Finance aside, renewables will be nuclear’s real foe in the future. The new chief executive of EDF Energy admitted last week that it had been a “monstrous job” drumming up the backing for the UK’s first new nuclear power station in decades. The next nuclear plants will need to be built for a much cheaper, subsidised price of power than the generous one awarded to EDF’s Hinkley Point C, Whitehall has warned. So those who undertake construction will need every possible weapon at their disposal to defeat their biggest enemy: financing. Public finance is the magic sword that some think could slay the Godzilla-sized challenge facing Japanese firm Hitachi, which wants to build a plant on the island of Anglesey. Japanese press reports recently put the capital cost of the project at £19.5bn, with more than £14bn to come from loans from the UK and Japanese governments. The rationale for Tokyo is clear. The big question is why the UK would want to shoulder the risk of such a huge scheme. The idea of taxpayers taking on any of the construction risk of building new nuclear plants has been political anathema for years. It has become a government mantra that the subsidy cost promised to EDF is justified because the public is not bearing the risks of building Hinkley. By 2030, when Sizewell C might be under construction, there could be five times as much offshore wind capacity as there is today, according to a report this week. Renewables, battery storage and other technologies could prove to be the real monster facing nuclear.

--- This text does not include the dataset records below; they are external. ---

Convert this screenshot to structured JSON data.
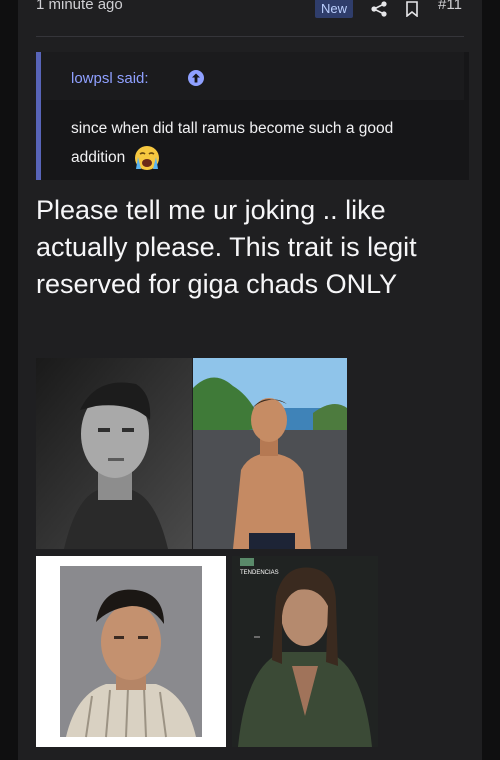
{
  "header": {
    "timestamp": "1 minute ago",
    "new_badge": "New",
    "post_number": "#11"
  },
  "quote": {
    "author": "lowpsl said:",
    "text": "since when did tall ramus become such a good addition",
    "emoji": "😭"
  },
  "reply": {
    "text": "Please tell me ur joking .. like actually please. This trait is legit reserved for giga chads ONLY"
  },
  "images": [
    {
      "name": "bw-portrait-photo"
    },
    {
      "name": "shirtless-man-outdoor-photo"
    },
    {
      "name": "portrait-striped-shirt-photo"
    },
    {
      "name": "magazine-cover-photo",
      "cover_text": "TENDENCIAS"
    }
  ],
  "colors": {
    "accent": "#5864b8",
    "quote_author": "#8fa0ff",
    "background": "#1f1f21"
  }
}
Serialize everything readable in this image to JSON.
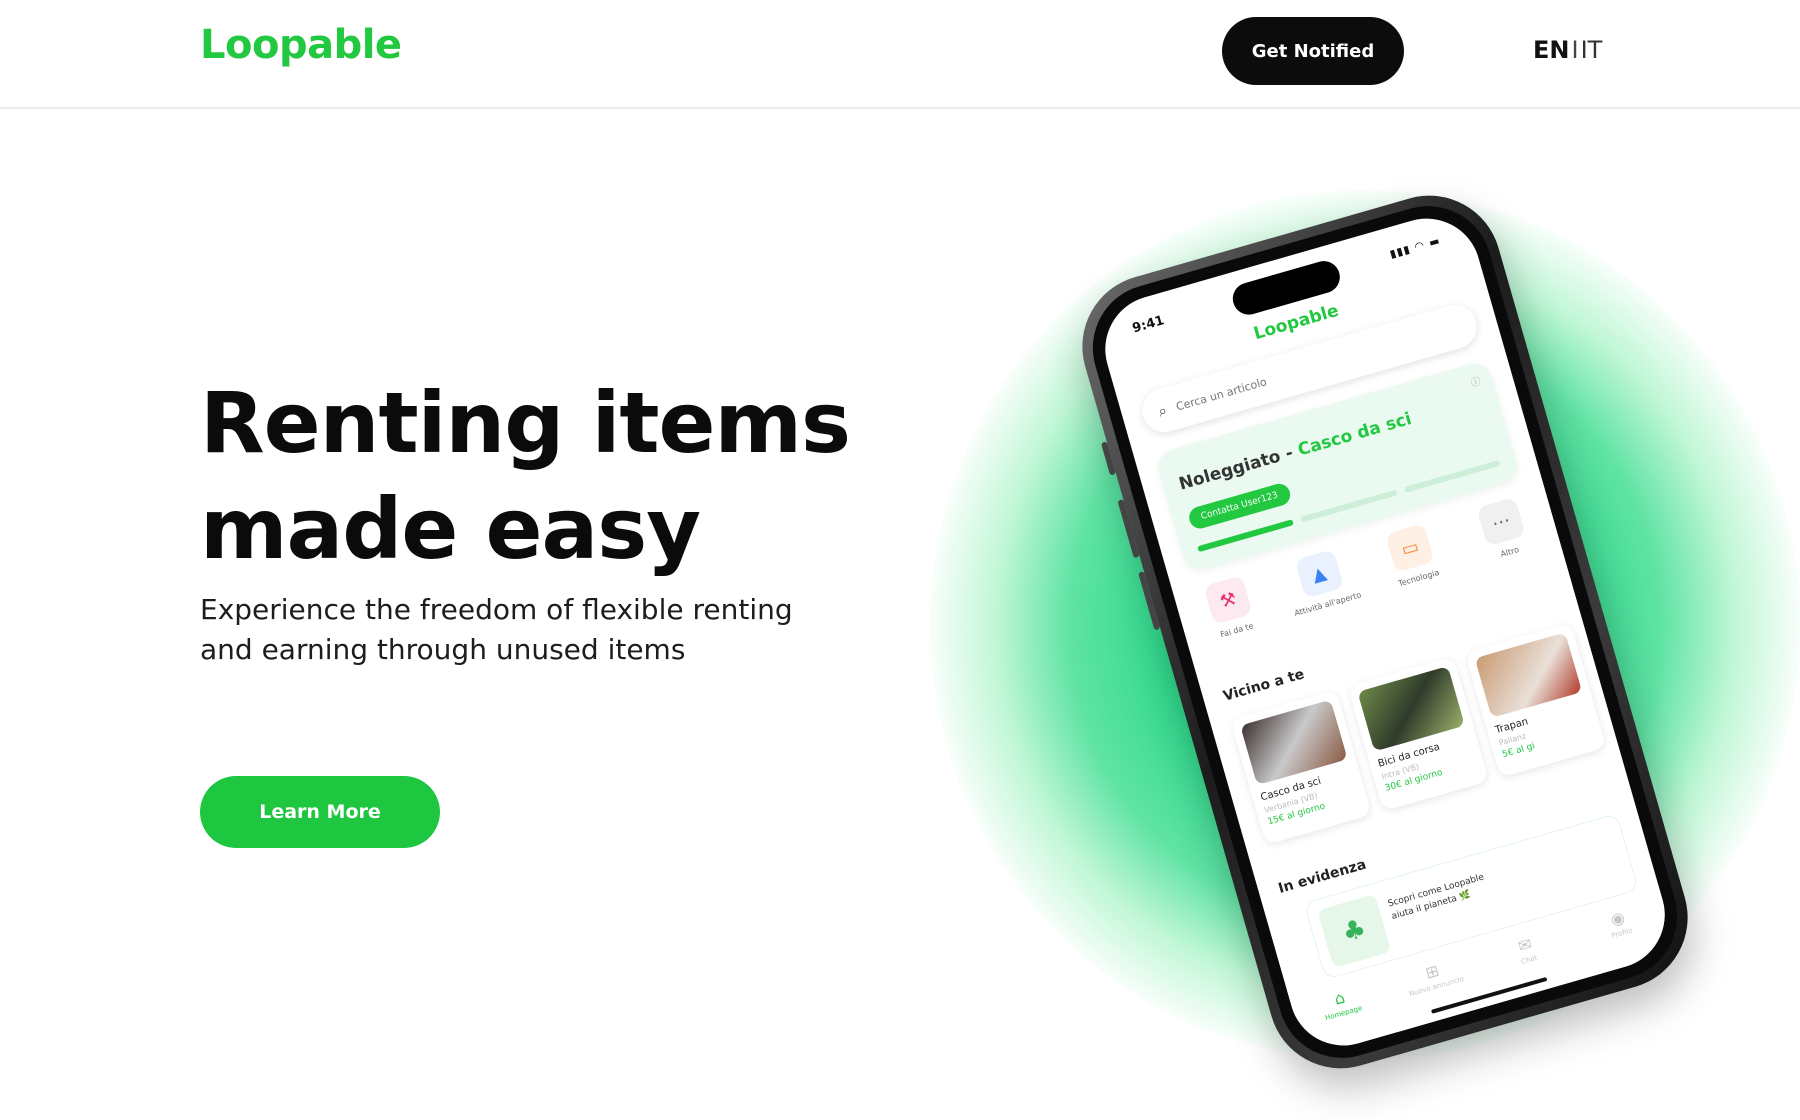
{
  "header": {
    "logo": "Loopable",
    "notify_button": "Get Notified",
    "lang_en": "EN",
    "lang_sep": "I",
    "lang_it": "IT"
  },
  "hero": {
    "title_line1": "Renting items",
    "title_line2": "made easy",
    "subtitle_line1": "Experience the freedom of flexible renting",
    "subtitle_line2": "and earning through unused items",
    "cta_button": "Learn More"
  },
  "phone": {
    "time": "9:41",
    "app_logo": "Loopable",
    "search_placeholder": "Cerca un articolo",
    "rent_card": {
      "status": "Noleggiato - ",
      "item": "Casco da sci",
      "contact_button": "Contatta User123"
    },
    "categories": [
      {
        "label": "Fai da te",
        "icon": "hammer-icon"
      },
      {
        "label": "Attività all'aperto",
        "icon": "tent-icon"
      },
      {
        "label": "Tecnologia",
        "icon": "laptop-icon"
      },
      {
        "label": "Altro",
        "icon": "more-icon"
      }
    ],
    "nearby_title": "Vicino a te",
    "nearby": [
      {
        "name": "Casco da sci",
        "location": "Verbania (VB)",
        "price": "15€ al giorno"
      },
      {
        "name": "Bici da corsa",
        "location": "Intra (VB)",
        "price": "30€ al giorno"
      },
      {
        "name": "Trapan",
        "location": "Pallanz",
        "price": "5€ al gi"
      }
    ],
    "featured_title": "In evidenza",
    "promo_text": "Scopri come Loopable aiuta il pianeta 🌿",
    "tabs": [
      {
        "label": "Homepage",
        "icon": "home-icon"
      },
      {
        "label": "Nuovo annuncio",
        "icon": "plus-icon"
      },
      {
        "label": "Chat",
        "icon": "chat-icon"
      },
      {
        "label": "Profilo",
        "icon": "profile-icon"
      }
    ]
  },
  "colors": {
    "brand_green": "#22c840",
    "dark_button": "#0c0c0c"
  }
}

Guardian 21st Jan 2018 read more »
Scott Montgomery and Thomas Graham, the authors of “Seeing the Light: The Case of Nuclear Power in the 21st Century,” forcefully state in the first line of their book, “Nuclear power is not an option for the future, but an absolute necessity.” Such audacity flies in the face of the nuclear-plant accidents of Three Mile Island in the U.S., Chernobyl in Russia and Fukushima in Japan. All of which the authors discuss in detail and then discard as a result of human error, not an inherent problem of nuclear engineering. They do not depend on a belief in market forces and government oversight to champion the expansion of nuclear power. Rather, they argue that without nuclear power, countries will grow increasingly dependent on fossil fuels for their economic growth. The result has been an ongoing environmental disaster, a conclusion that environmentalists alarmed by climate change would readily agree with.
Seattle Times 21st Jan 2018 read more »